Filter this data down to the lines that hold "list", and copy them.

•••

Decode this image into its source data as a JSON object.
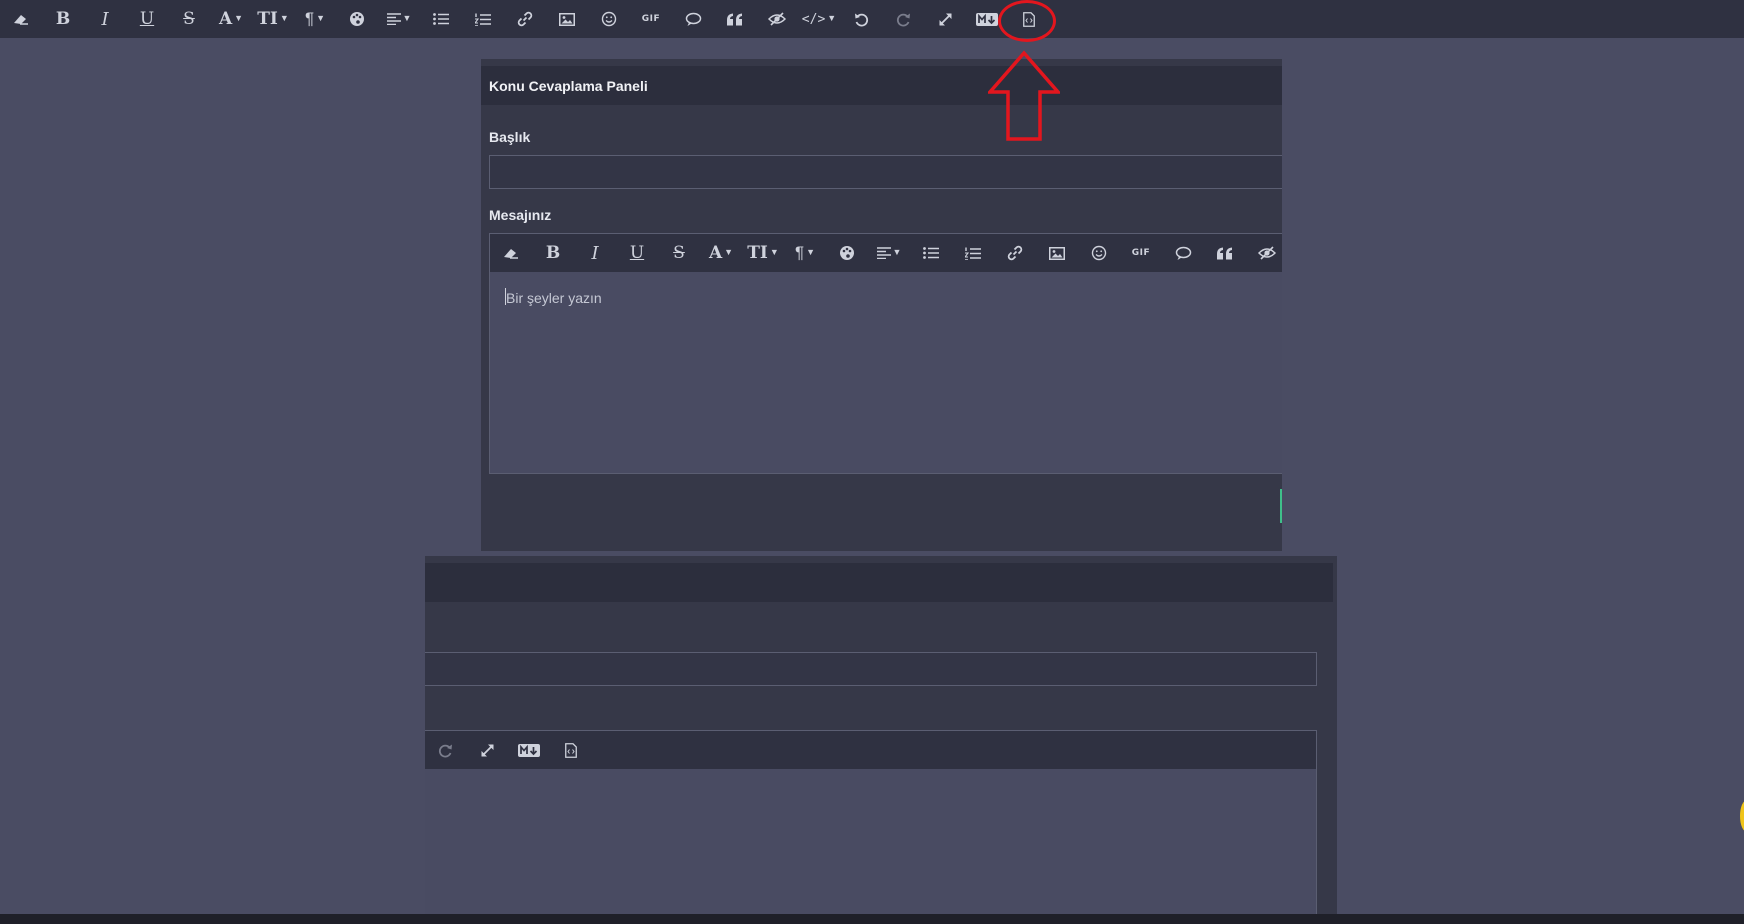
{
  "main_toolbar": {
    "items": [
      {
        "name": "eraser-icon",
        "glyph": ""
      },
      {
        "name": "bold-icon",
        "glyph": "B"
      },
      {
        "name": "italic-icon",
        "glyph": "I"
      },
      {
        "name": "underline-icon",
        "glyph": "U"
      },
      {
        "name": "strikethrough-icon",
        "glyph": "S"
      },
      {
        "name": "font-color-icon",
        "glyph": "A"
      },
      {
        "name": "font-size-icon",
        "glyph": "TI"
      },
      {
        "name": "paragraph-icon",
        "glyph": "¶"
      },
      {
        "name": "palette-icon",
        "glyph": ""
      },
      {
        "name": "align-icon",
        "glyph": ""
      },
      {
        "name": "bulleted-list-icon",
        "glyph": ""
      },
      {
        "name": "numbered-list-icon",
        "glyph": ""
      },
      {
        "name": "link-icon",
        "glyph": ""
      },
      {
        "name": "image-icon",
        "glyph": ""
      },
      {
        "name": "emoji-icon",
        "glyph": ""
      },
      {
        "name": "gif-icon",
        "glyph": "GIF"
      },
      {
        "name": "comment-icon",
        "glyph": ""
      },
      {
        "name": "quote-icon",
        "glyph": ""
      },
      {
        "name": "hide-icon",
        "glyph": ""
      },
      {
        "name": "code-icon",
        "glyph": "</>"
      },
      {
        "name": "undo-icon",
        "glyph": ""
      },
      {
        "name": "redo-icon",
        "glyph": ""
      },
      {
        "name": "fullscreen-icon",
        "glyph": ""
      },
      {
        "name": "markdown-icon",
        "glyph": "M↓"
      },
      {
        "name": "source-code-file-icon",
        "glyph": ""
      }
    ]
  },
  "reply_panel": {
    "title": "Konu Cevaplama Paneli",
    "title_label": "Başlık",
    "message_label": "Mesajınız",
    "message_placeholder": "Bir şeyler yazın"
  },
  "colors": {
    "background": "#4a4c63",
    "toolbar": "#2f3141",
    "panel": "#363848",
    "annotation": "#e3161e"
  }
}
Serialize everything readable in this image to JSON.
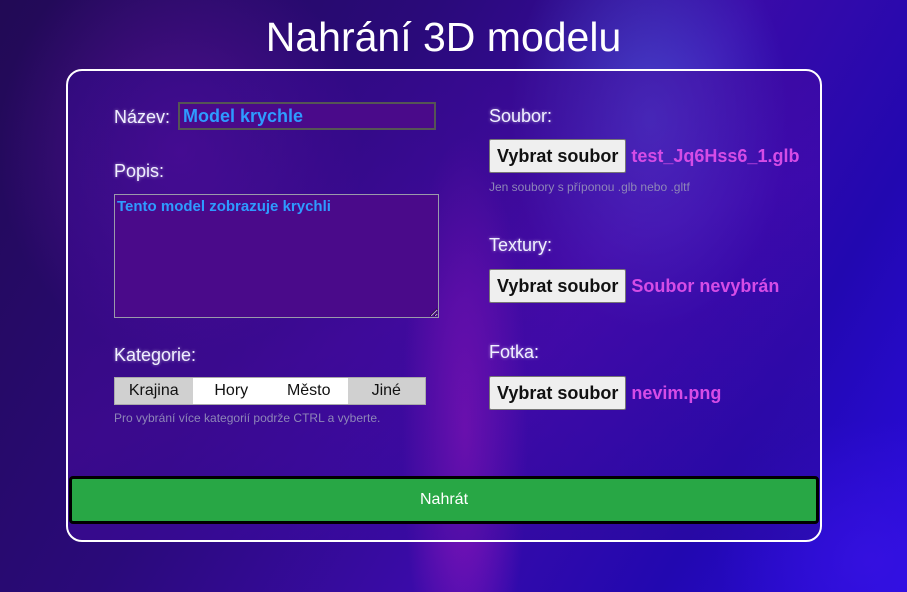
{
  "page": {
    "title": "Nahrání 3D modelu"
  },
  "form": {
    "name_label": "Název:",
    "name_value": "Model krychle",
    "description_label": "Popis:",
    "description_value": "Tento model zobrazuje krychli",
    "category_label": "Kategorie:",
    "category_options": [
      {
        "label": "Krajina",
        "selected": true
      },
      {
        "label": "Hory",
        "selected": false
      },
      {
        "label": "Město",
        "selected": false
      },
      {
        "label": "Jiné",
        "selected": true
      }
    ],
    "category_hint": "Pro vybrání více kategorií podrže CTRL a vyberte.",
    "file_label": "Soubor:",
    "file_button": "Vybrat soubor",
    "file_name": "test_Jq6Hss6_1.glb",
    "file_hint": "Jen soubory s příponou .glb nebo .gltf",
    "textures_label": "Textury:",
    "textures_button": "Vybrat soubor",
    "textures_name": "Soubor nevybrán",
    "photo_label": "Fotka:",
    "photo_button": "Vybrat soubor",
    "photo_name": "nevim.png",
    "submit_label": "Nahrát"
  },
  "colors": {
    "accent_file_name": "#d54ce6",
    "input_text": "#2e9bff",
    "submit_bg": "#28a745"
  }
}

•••

OUTPUT BELOW
        "name": "bulleted-list-icon",
        "name": "numbered-list-icon",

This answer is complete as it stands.